I read that this house was one of the locations for the 1979 Merchant Ivory film The Europeans, based on a novel by Henry James. The building, open to the public in the summer, is operated as a non-profit museum by Historic New England. I might return, even though it is not an easy drive from our town to here. All back roads. But scenic.
I thought the Barrett House with its white façade and green shutters was an adequate segue to this one, the town common in Wentworth, NH. The white clapboarded, steepled building is the Wentworth Congregational Church.
I squeezed in half of the town bandstand on the far left. It is very close to the viewer and not really as tall as a church.
After this posting, there still remain ten towns from my DRAW-NH project that I have yet to post online. Every month I whittle the number down by a few.
Last Saturday’s indoor market was not well attended. It takes place in the winter months in Whipple Hall (the town hall) here in New London, NH. In my spare time I sketched the First Baptist Church through the window of the town hall. There is no second or third baptist church. It is February and the winter has been long, cold, and icy. So who could blame me for imagining spring leaves on the trees?

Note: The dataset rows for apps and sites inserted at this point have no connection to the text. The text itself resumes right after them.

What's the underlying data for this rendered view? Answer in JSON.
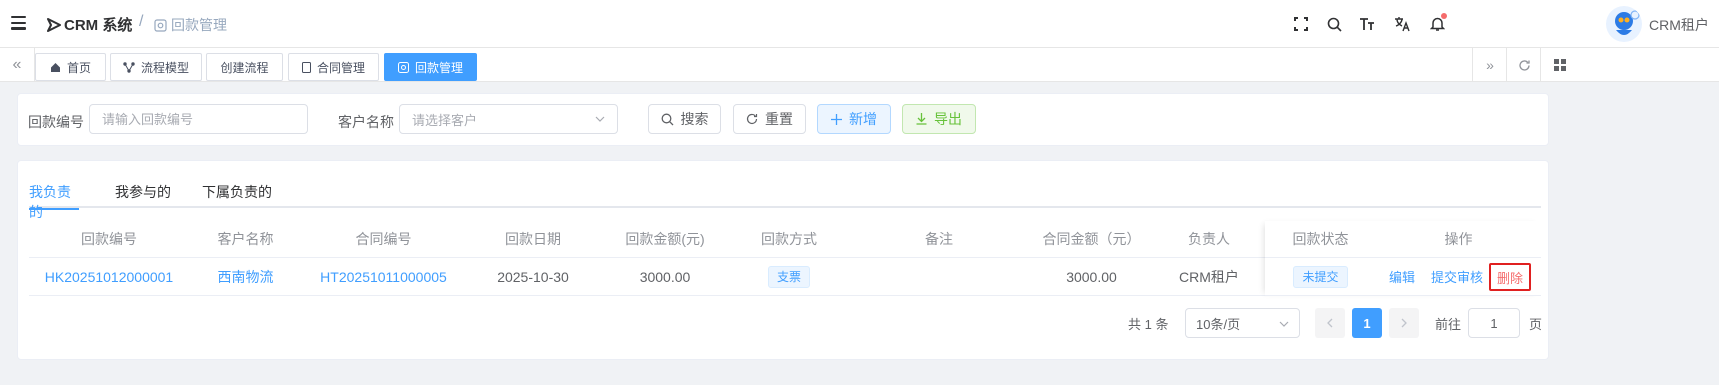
{
  "header": {
    "logo_text": "CRM 系统",
    "breadcrumb_separator": "/",
    "breadcrumb_current": "回款管理",
    "username": "CRM租户",
    "icons": [
      "fullscreen-icon",
      "search-icon",
      "font-size-icon",
      "translate-icon",
      "bell-icon"
    ]
  },
  "tags": [
    {
      "label": "首页",
      "icon": "home-icon",
      "active": false
    },
    {
      "label": "流程模型",
      "icon": "flow-icon",
      "active": false
    },
    {
      "label": "创建流程",
      "icon": "",
      "active": false
    },
    {
      "label": "合同管理",
      "icon": "document-icon",
      "active": false
    },
    {
      "label": "回款管理",
      "icon": "payment-icon",
      "active": true
    }
  ],
  "search": {
    "payment_no_label": "回款编号",
    "payment_no_placeholder": "请输入回款编号",
    "customer_label": "客户名称",
    "customer_placeholder": "请选择客户",
    "search_button": "搜索",
    "reset_button": "重置",
    "add_button": "新增",
    "export_button": "导出"
  },
  "tabs": [
    "我负责的",
    "我参与的",
    "下属负责的"
  ],
  "table": {
    "columns": [
      "回款编号",
      "客户名称",
      "合同编号",
      "回款日期",
      "回款金额(元)",
      "回款方式",
      "备注",
      "合同金额（元）",
      "负责人",
      "回款状态",
      "操作"
    ],
    "rows": [
      {
        "payment_no": "HK20251012000001",
        "customer": "西南物流",
        "contract_no": "HT20251011000005",
        "date": "2025-10-30",
        "amount": "3000.00",
        "method": "支票",
        "remark": "",
        "contract_amount": "3000.00",
        "owner": "CRM租户",
        "status": "未提交",
        "actions": [
          "编辑",
          "提交审核",
          "删除"
        ]
      }
    ]
  },
  "pagination": {
    "total": "共 1 条",
    "page_size": "10条/页",
    "current_page": "1",
    "goto_label": "前往",
    "goto_value": "1",
    "page_suffix": "页"
  },
  "colors": {
    "primary": "#409eff",
    "danger": "#f56c6c",
    "success": "#67c23a"
  }
}
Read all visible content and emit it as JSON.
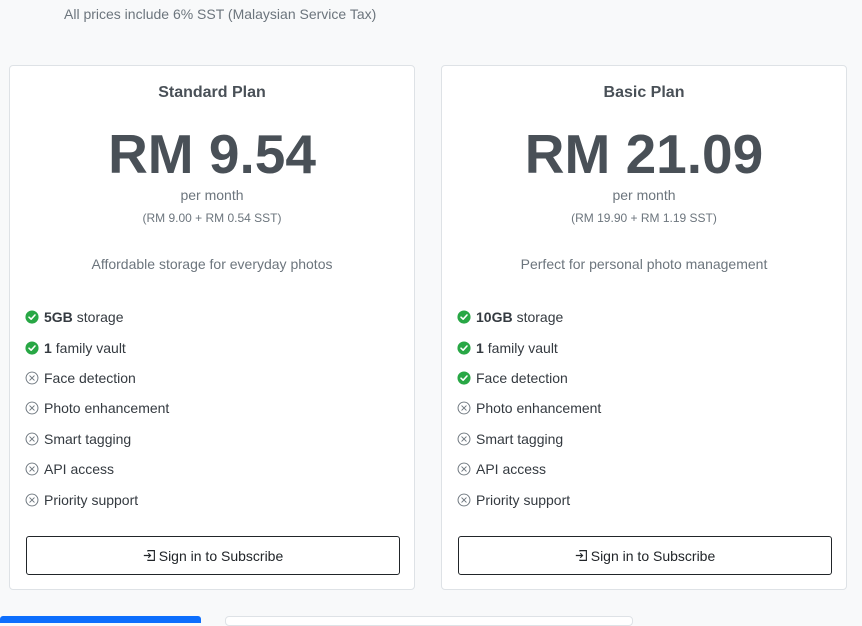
{
  "tax_note": "All prices include 6% SST (Malaysian Service Tax)",
  "colors": {
    "check": "#28a745",
    "muted": "#6c757d",
    "primary": "#0d6efd"
  },
  "plans": [
    {
      "name": "Standard Plan",
      "price": "RM 9.54",
      "period": "per month",
      "breakdown": "(RM 9.00 + RM 0.54 SST)",
      "description": "Affordable storage for everyday photos",
      "features": [
        {
          "bold": "5GB",
          "text": "storage",
          "icon": "check-circle-icon"
        },
        {
          "bold": "1",
          "text": "family vault",
          "icon": "check-circle-icon"
        },
        {
          "bold": "",
          "text": "Face detection",
          "icon": "x-circle-icon"
        },
        {
          "bold": "",
          "text": "Photo enhancement",
          "icon": "x-circle-icon"
        },
        {
          "bold": "",
          "text": "Smart tagging",
          "icon": "x-circle-icon"
        },
        {
          "bold": "",
          "text": "API access",
          "icon": "x-circle-icon"
        },
        {
          "bold": "",
          "text": "Priority support",
          "icon": "x-circle-icon"
        }
      ],
      "button": "Sign in to Subscribe"
    },
    {
      "name": "Basic Plan",
      "price": "RM 21.09",
      "period": "per month",
      "breakdown": "(RM 19.90 + RM 1.19 SST)",
      "description": "Perfect for personal photo management",
      "features": [
        {
          "bold": "10GB",
          "text": "storage",
          "icon": "check-circle-icon"
        },
        {
          "bold": "1",
          "text": "family vault",
          "icon": "check-circle-icon"
        },
        {
          "bold": "",
          "text": "Face detection",
          "icon": "check-circle-icon"
        },
        {
          "bold": "",
          "text": "Photo enhancement",
          "icon": "x-circle-icon"
        },
        {
          "bold": "",
          "text": "Smart tagging",
          "icon": "x-circle-icon"
        },
        {
          "bold": "",
          "text": "API access",
          "icon": "x-circle-icon"
        },
        {
          "bold": "",
          "text": "Priority support",
          "icon": "x-circle-icon"
        }
      ],
      "button": "Sign in to Subscribe"
    }
  ]
}
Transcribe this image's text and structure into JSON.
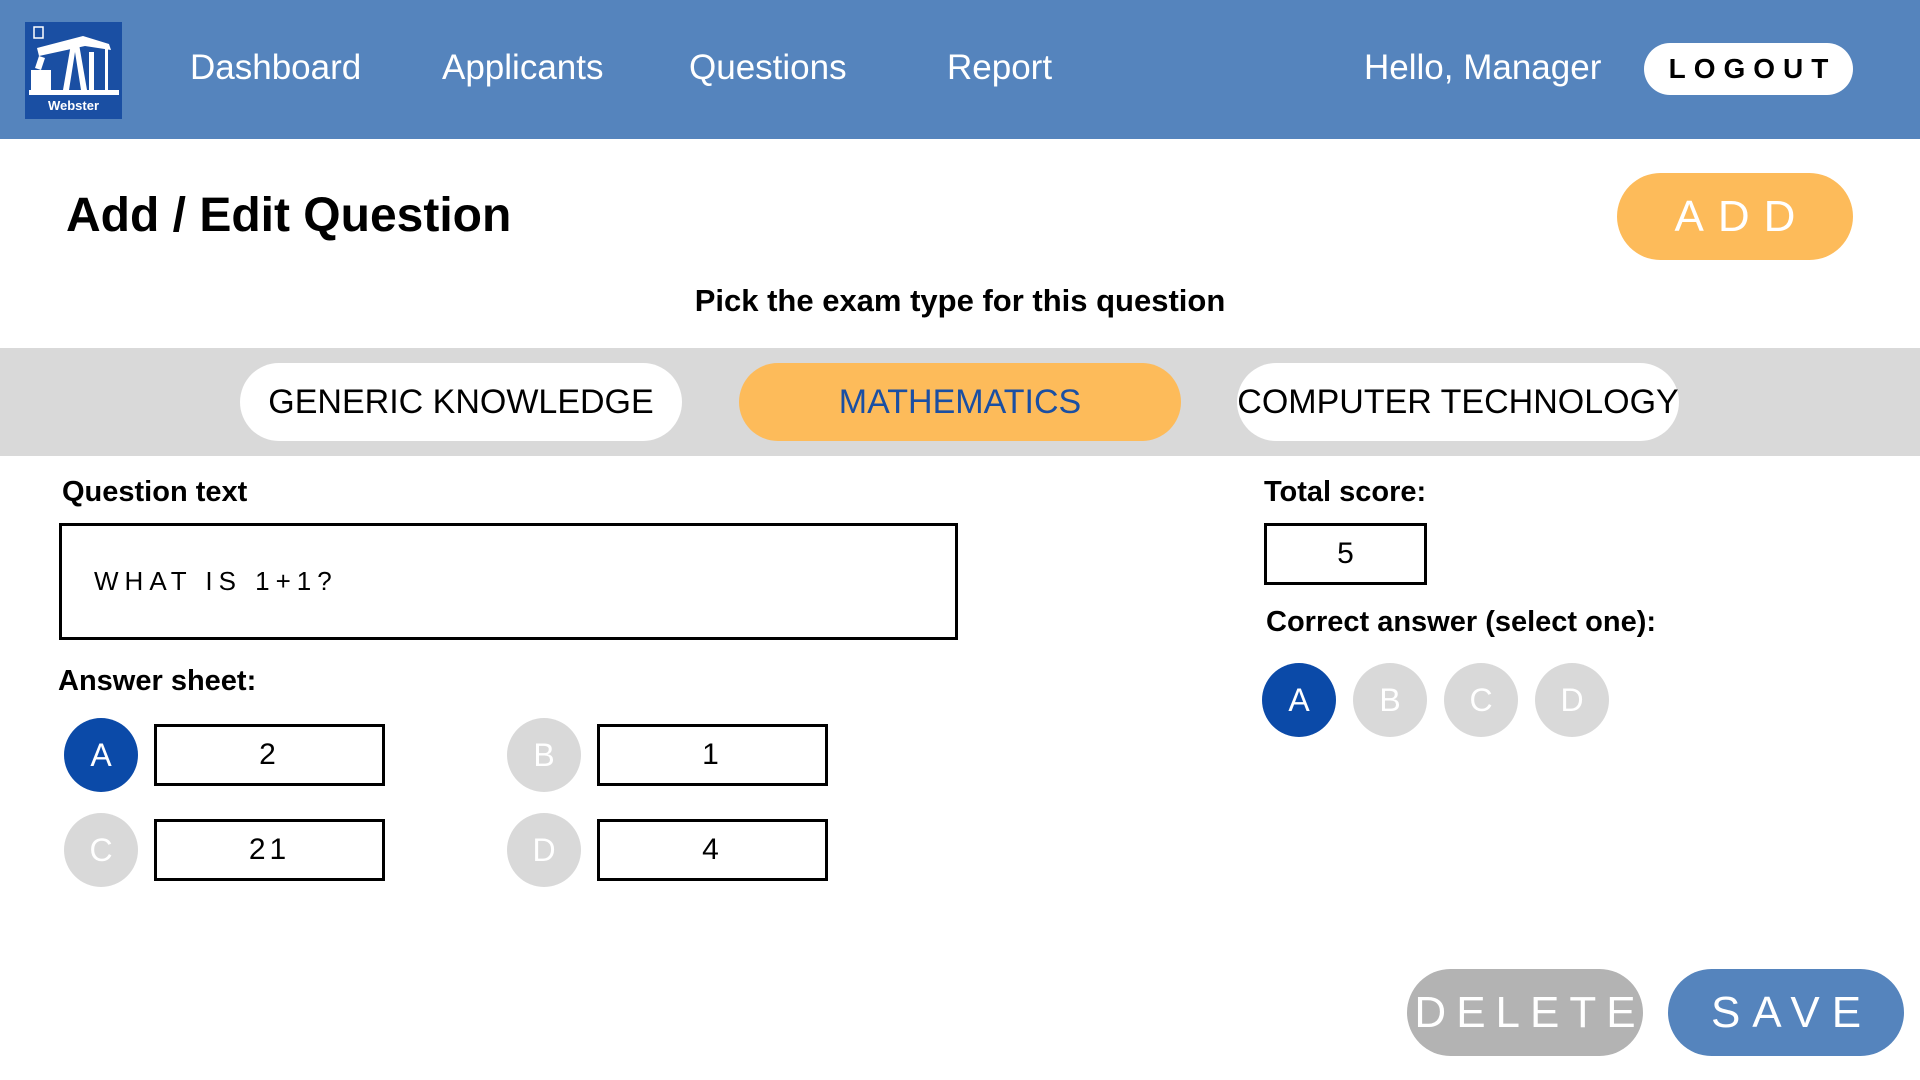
{
  "header": {
    "logo": {
      "text": "Webster",
      "icon": "oil-pumpjack-icon"
    },
    "nav": [
      {
        "label": "Dashboard"
      },
      {
        "label": "Applicants"
      },
      {
        "label": "Questions"
      },
      {
        "label": "Report"
      }
    ],
    "greeting": "Hello, Manager",
    "logout_label": "LOGOUT"
  },
  "page": {
    "title": "Add / Edit Question",
    "add_label": "ADD",
    "exam_type_prompt": "Pick the exam type for this question"
  },
  "exam_types": [
    {
      "label": "GENERIC KNOWLEDGE",
      "selected": false
    },
    {
      "label": "MATHEMATICS",
      "selected": true
    },
    {
      "label": "COMPUTER TECHNOLOGY",
      "selected": false
    }
  ],
  "question": {
    "label": "Question text",
    "value": "WHAT IS 1+1?"
  },
  "answer_sheet": {
    "label": "Answer sheet:",
    "choices": [
      {
        "letter": "A",
        "value": "2",
        "selected": true
      },
      {
        "letter": "B",
        "value": "1",
        "selected": false
      },
      {
        "letter": "C",
        "value": "21",
        "selected": false
      },
      {
        "letter": "D",
        "value": "4",
        "selected": false
      }
    ]
  },
  "score": {
    "label": "Total score:",
    "value": "5"
  },
  "correct_answer": {
    "label": "Correct answer (select one):",
    "options": [
      {
        "letter": "A",
        "selected": true
      },
      {
        "letter": "B",
        "selected": false
      },
      {
        "letter": "C",
        "selected": false
      },
      {
        "letter": "D",
        "selected": false
      }
    ]
  },
  "actions": {
    "delete_label": "DELETE",
    "save_label": "SAVE"
  },
  "colors": {
    "header_blue": "#5584bd",
    "accent_orange": "#fdbb5a",
    "selected_blue": "#0b4aa8",
    "inactive_gray": "#d9d9d9",
    "delete_gray": "#b3b3b3"
  }
}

So you see my thought pattern here....one green cupola to the next. This time the cupola sits atop the Stevens Memorial Hall in Chester, NH, built 1910. The building serves as the town hall and meeting space. To the right is a small corner of the town post office.
I sure was taken with the large blue spruce tree at the edge of the entrance way.
I needed more color on this day. My eyes found my begonia plant, nicely grown by someone in a greenhouse and shipped to my local grocery store for mid-winter purchase. It has lived in our home on the coffee table for a month or so, quietly doing its blooming business.
Main Street in Colebrook, New Hampshire has an unusually colorful row of painted wooden, false fronted buildings. I didn’t make any of this up. No need to.
We catch the reflected colors of sunset from our window which faces northeast. Not west, but east. The deciduous trees on the ridge are still dormant, or sleeping, without their leafy canopies.
I drew this yesterday. There were more pink clouds today! Lovely. We miss seeing our ridge once the intervening trees (omitted here by means of artistic license) have sprouted their leaves and overtaken the scene.